Excerpts from a dataset
Segment Open

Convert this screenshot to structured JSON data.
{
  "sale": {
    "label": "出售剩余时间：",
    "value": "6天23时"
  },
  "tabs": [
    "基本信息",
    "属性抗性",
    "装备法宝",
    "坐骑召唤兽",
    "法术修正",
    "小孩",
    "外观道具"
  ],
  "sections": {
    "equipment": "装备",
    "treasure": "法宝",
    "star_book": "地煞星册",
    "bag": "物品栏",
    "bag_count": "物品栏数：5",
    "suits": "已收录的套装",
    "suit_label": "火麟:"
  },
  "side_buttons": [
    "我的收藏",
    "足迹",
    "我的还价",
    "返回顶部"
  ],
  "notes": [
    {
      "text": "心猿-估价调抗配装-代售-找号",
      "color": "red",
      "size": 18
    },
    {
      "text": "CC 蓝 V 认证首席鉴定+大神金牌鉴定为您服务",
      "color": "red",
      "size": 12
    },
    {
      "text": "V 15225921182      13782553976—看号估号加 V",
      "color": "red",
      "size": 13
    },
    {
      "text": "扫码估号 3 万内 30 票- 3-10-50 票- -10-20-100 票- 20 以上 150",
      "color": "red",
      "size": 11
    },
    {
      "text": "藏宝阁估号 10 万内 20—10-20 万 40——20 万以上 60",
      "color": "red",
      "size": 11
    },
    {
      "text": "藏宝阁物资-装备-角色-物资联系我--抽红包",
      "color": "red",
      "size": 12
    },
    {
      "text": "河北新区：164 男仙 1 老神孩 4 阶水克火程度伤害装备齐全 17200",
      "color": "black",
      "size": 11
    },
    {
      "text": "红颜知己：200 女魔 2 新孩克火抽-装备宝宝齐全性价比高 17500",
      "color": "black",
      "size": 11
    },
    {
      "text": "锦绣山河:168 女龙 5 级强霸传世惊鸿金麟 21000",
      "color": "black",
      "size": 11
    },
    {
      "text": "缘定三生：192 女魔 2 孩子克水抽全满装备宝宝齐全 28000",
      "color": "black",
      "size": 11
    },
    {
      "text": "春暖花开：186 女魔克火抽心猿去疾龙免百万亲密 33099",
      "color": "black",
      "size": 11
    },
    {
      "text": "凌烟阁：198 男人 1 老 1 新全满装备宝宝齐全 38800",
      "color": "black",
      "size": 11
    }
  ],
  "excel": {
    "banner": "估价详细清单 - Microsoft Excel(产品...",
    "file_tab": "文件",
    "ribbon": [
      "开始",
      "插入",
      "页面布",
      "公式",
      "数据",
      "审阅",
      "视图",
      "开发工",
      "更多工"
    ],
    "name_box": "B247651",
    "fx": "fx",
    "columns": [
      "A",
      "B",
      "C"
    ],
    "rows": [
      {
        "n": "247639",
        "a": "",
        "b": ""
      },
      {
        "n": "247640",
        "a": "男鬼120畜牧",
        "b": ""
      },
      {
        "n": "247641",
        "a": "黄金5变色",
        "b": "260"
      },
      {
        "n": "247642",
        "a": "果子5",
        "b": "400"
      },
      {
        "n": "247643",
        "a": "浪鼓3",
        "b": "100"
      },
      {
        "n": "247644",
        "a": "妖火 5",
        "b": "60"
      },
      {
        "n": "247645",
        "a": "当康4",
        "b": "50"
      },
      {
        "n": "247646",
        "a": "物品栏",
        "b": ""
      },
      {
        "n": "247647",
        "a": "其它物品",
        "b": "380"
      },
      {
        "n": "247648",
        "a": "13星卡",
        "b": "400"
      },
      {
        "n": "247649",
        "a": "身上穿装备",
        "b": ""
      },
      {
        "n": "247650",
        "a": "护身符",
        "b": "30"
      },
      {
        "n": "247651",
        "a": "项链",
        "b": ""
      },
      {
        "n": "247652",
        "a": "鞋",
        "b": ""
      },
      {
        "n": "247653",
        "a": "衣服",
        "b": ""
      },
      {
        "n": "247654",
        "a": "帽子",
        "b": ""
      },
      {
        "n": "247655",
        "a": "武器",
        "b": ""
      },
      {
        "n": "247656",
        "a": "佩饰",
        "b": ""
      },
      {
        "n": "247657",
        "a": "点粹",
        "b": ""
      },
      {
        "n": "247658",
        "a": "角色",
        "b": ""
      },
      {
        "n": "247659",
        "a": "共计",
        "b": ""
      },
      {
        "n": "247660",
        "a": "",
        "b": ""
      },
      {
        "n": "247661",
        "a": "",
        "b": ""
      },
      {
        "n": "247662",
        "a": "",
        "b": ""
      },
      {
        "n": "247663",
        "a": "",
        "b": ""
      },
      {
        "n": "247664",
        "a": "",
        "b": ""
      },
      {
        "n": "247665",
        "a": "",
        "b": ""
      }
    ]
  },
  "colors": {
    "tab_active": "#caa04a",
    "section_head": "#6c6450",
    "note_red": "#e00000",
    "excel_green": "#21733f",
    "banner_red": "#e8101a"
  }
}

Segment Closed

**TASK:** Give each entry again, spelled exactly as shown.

**ANSWER:**
Convert this screenshot to structured JSON data.
{
  "sale": {
    "label": "出售剩余时间：",
    "value": "6天23时"
  },
  "tabs": [
    "基本信息",
    "属性抗性",
    "装备法宝",
    "坐骑召唤兽",
    "法术修正",
    "小孩",
    "外观道具"
  ],
  "sections": {
    "equipment": "装备",
    "treasure": "法宝",
    "star_book": "地煞星册",
    "bag": "物品栏",
    "bag_count": "物品栏数：5",
    "suits": "已收录的套装",
    "suit_label": "火麟:"
  },
  "side_buttons": [
    "我的收藏",
    "足迹",
    "我的还价",
    "返回顶部"
  ],
  "notes": [
    {
      "text": "心猿-估价调抗配装-代售-找号",
      "color": "red",
      "size": 18
    },
    {
      "text": "CC 蓝 V 认证首席鉴定+大神金牌鉴定为您服务",
      "color": "red",
      "size": 12
    },
    {
      "text": "V 15225921182      13782553976—看号估号加 V",
      "color": "red",
      "size": 13
    },
    {
      "text": "扫码估号 3 万内 30 票- 3-10-50 票- -10-20-100 票- 20 以上 150",
      "color": "red",
      "size": 11
    },
    {
      "text": "藏宝阁估号 10 万内 20—10-20 万 40——20 万以上 60",
      "color": "red",
      "size": 11
    },
    {
      "text": "藏宝阁物资-装备-角色-物资联系我--抽红包",
      "color": "red",
      "size": 12
    },
    {
      "text": "河北新区：164 男仙 1 老神孩 4 阶水克火程度伤害装备齐全 17200",
      "color": "black",
      "size": 11
    },
    {
      "text": "红颜知己：200 女魔 2 新孩克火抽-装备宝宝齐全性价比高 17500",
      "color": "black",
      "size": 11
    },
    {
      "text": "锦绣山河:168 女龙 5 级强霸传世惊鸿金麟 21000",
      "color": "black",
      "size": 11
    },
    {
      "text": "缘定三生：192 女魔 2 孩子克水抽全满装备宝宝齐全 28000",
      "color": "black",
      "size": 11
    },
    {
      "text": "春暖花开：186 女魔克火抽心猿去疾龙免百万亲密 33099",
      "color": "black",
      "size": 11
    },
    {
      "text": "凌烟阁：198 男人 1 老 1 新全满装备宝宝齐全 38800",
      "color": "black",
      "size": 11
    }
  ],
  "excel": {
    "banner": "估价详细清单 - Microsoft Excel(产品...",
    "file_tab": "文件",
    "ribbon": [
      "开始",
      "插入",
      "页面布",
      "公式",
      "数据",
      "审阅",
      "视图",
      "开发工",
      "更多工"
    ],
    "name_box": "B247651",
    "fx": "fx",
    "columns": [
      "A",
      "B",
      "C"
    ],
    "rows": [
      {
        "n": "247639",
        "a": "",
        "b": ""
      },
      {
        "n": "247640",
        "a": "男鬼120畜牧",
        "b": ""
      },
      {
        "n": "247641",
        "a": "黄金5变色",
        "b": "260"
      },
      {
        "n": "247642",
        "a": "果子5",
        "b": "400"
      },
      {
        "n": "247643",
        "a": "浪鼓3",
        "b": "100"
      },
      {
        "n": "247644",
        "a": "妖火 5",
        "b": "60"
      },
      {
        "n": "247645",
        "a": "当康4",
        "b": "50"
      },
      {
        "n": "247646",
        "a": "物品栏",
        "b": ""
      },
      {
        "n": "247647",
        "a": "其它物品",
        "b": "380"
      },
      {
        "n": "247648",
        "a": "13星卡",
        "b": "400"
      },
      {
        "n": "247649",
        "a": "身上穿装备",
        "b": ""
      },
      {
        "n": "247650",
        "a": "护身符",
        "b": "30"
      },
      {
        "n": "247651",
        "a": "项链",
        "b": ""
      },
      {
        "n": "247652",
        "a": "鞋",
        "b": ""
      },
      {
        "n": "247653",
        "a": "衣服",
        "b": ""
      },
      {
        "n": "247654",
        "a": "帽子",
        "b": ""
      },
      {
        "n": "247655",
        "a": "武器",
        "b": ""
      },
      {
        "n": "247656",
        "a": "佩饰",
        "b": ""
      },
      {
        "n": "247657",
        "a": "点粹",
        "b": ""
      },
      {
        "n": "247658",
        "a": "角色",
        "b": ""
      },
      {
        "n": "247659",
        "a": "共计",
        "b": ""
      },
      {
        "n": "247660",
        "a": "",
        "b": ""
      },
      {
        "n": "247661",
        "a": "",
        "b": ""
      },
      {
        "n": "247662",
        "a": "",
        "b": ""
      },
      {
        "n": "247663",
        "a": "",
        "b": ""
      },
      {
        "n": "247664",
        "a": "",
        "b": ""
      },
      {
        "n": "247665",
        "a": "",
        "b": ""
      }
    ]
  },
  "colors": {
    "tab_active": "#caa04a",
    "section_head": "#6c6450",
    "note_red": "#e00000",
    "excel_green": "#21733f",
    "banner_red": "#e8101a"
  }
}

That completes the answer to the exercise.